Editor’s Note: This is a response to some recent comments.
I’m feeling bullish.
I’ve been methodically laying out my case based on Pew typology surveys, Voter Study Group reports, shifts in the polls, the resorting of the electorate and the shift of the balance of power in the GOP.
We can start with this recent poll:
78% of the public don’t feel that represented by the two parties.
76% of the public thinks the U.S. economy is rigged to advantage the rich and powerful.
69% of the public thinks the mainstream media is more interested in making money by dialing up outrage than telling the truth.
60% of the public would rather employers hire unemployed Americans rather than immigration.
This is a massive level of brewing disaffection.
Next up, this poll came out a few days ago on American democracy:
This is either a record or near record level of disaffection.
Here is another recent poll on raising the minimum wage.
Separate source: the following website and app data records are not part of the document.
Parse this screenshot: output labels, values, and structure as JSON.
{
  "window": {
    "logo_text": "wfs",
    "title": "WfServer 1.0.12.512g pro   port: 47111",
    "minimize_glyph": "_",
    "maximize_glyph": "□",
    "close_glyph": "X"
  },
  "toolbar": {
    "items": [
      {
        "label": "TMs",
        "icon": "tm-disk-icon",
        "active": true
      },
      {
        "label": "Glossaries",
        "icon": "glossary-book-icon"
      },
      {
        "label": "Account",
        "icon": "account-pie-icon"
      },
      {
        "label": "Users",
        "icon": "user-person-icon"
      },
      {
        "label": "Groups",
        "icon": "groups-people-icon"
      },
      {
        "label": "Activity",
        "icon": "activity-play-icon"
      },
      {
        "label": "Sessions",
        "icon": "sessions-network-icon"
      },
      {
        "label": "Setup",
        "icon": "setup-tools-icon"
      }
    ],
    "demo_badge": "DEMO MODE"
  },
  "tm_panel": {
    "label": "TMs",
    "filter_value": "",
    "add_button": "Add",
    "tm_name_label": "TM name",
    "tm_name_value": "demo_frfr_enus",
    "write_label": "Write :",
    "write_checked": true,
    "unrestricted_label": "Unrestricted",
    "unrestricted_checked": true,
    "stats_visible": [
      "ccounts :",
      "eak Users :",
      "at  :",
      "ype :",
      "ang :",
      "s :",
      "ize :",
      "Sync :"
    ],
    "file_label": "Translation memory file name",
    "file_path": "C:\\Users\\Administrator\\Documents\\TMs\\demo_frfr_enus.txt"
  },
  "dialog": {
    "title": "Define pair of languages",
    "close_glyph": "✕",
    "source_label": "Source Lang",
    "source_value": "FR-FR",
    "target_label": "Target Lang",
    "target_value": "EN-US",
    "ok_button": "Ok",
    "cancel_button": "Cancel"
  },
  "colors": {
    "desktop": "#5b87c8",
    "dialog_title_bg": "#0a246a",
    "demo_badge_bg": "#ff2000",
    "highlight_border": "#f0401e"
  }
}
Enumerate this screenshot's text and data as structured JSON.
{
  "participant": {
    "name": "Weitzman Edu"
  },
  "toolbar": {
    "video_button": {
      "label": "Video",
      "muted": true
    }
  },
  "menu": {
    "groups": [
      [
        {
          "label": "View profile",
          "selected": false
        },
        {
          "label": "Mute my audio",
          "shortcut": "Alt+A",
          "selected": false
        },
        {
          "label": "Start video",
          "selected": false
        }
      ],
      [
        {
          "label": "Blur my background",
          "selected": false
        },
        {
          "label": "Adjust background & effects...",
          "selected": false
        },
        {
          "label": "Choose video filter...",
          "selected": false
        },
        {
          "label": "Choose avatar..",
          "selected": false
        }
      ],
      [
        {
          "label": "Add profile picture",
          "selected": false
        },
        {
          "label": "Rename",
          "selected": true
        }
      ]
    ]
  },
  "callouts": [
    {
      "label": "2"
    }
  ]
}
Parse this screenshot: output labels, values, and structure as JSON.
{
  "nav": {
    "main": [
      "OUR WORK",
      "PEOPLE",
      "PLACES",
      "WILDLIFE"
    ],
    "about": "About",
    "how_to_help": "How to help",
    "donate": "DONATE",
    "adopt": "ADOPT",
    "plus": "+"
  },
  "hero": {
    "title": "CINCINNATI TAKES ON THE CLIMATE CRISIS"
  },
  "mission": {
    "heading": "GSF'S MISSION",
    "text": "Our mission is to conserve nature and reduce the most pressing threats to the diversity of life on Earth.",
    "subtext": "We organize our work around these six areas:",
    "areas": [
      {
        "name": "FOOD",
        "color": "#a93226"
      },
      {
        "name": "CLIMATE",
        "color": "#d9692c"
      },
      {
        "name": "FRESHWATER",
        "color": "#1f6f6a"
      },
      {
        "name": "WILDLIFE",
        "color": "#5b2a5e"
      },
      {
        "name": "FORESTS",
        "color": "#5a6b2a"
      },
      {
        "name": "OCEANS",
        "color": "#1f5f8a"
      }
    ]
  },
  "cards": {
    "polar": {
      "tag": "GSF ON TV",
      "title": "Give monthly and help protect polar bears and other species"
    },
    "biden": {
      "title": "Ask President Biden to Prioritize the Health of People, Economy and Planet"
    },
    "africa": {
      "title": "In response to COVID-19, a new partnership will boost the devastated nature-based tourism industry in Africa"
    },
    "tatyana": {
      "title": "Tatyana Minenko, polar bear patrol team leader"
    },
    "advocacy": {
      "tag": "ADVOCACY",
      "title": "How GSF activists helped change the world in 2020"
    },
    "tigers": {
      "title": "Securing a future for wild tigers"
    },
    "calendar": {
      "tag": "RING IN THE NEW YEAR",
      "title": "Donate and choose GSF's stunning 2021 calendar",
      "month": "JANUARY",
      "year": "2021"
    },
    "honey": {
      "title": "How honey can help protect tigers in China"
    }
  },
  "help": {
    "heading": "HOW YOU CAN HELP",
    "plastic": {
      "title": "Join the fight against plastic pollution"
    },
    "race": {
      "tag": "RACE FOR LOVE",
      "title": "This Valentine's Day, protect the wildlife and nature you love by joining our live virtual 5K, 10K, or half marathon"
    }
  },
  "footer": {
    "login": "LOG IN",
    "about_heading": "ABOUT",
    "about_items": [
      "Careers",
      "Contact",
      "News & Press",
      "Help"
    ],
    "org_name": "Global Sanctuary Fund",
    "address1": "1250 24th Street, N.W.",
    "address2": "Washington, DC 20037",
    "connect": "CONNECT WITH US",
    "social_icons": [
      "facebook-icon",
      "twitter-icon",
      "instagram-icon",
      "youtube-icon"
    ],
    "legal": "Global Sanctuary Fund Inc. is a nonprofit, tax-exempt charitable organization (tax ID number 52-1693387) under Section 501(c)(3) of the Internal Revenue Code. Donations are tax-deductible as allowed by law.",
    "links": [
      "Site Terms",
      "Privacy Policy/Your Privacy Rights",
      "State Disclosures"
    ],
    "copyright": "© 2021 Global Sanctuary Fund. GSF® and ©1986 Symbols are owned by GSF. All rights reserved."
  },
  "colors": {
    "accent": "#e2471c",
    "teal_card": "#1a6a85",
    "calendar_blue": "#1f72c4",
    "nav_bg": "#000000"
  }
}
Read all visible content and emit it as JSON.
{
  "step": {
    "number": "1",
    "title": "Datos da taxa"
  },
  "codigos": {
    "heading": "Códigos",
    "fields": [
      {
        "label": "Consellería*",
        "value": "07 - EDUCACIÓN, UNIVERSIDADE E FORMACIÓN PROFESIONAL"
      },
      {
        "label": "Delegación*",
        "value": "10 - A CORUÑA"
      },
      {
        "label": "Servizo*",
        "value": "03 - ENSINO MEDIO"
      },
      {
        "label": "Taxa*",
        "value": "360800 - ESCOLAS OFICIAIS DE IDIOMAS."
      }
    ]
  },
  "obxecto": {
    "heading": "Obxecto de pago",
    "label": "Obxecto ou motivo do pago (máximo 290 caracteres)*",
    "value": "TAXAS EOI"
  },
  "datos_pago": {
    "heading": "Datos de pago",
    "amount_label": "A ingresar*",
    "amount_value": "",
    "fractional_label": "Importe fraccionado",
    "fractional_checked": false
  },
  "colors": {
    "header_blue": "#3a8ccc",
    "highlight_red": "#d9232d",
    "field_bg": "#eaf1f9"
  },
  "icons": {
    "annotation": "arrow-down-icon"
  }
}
Notice that 32% of Republicans and 54% of Indies support raising the minimum wage.
Here are some recent polls on stimulus checks. A third of Republicans and Indies strongly support recurring $2,000 stimulus checks.
This poll was from last fall: a third of Republicans favored a single government program to provide health insurance.
A quarter of Republicans supported Universal Basic Income:
The Trump wing of the Republican Party is populist on economics:
American Preservationists and Anti-Elites are Trump voters:
In the recent YouGov poll on Trump voters, we see the same breakdown on economics. Look at the trade issue:
Look at the tax issue:
What should the government do?
The Pew Research Center has been tracking the people who became Trump voters for 30 years. They are defined by economic anxiety:
Is there really a huge divide between “Left Populism” and “Right Populism”? If so, it isn’t registering in the polls. It was Donald Trump’s idea to up the ante of the stimulus check debate and force the $2,000 issue. He was able to do that because his own base supports wealth redistribution.
Could a Left Populist pull a Donald Trump and run and win the Republican nomination in 2024? At least a quarter or a third of Republicans are already there and the exodus of wealthy suburbanites and professionals (who are gentrifying the Democrats and transforming them into Rockefeller Republicans) is tipping the scales within the party toward a more working class electorate.
Will the GOP establishment defy gravity and stay afloat forever?
Here are three reasons to be skeptical:
Trump voters are now 70% of the Republican Party.
Wealthy suburbanites who are their base have been leaving the Republican Party thereby steadily shrinking support for their brand of politics.
The Baby Boomers and Silent Generation ceased to be a majority of the electorate in the 2018 midterms. Reaganite voters are dying off and younger voters who own less and less are a growing majority.
So, the resorting of the electorate by class and education, changing demographics within the GOP and an intensification of populism all point to trouble ahead for the Mitch McConnells of the world. Congress is full of dinosaurs who are ripe for a downfall.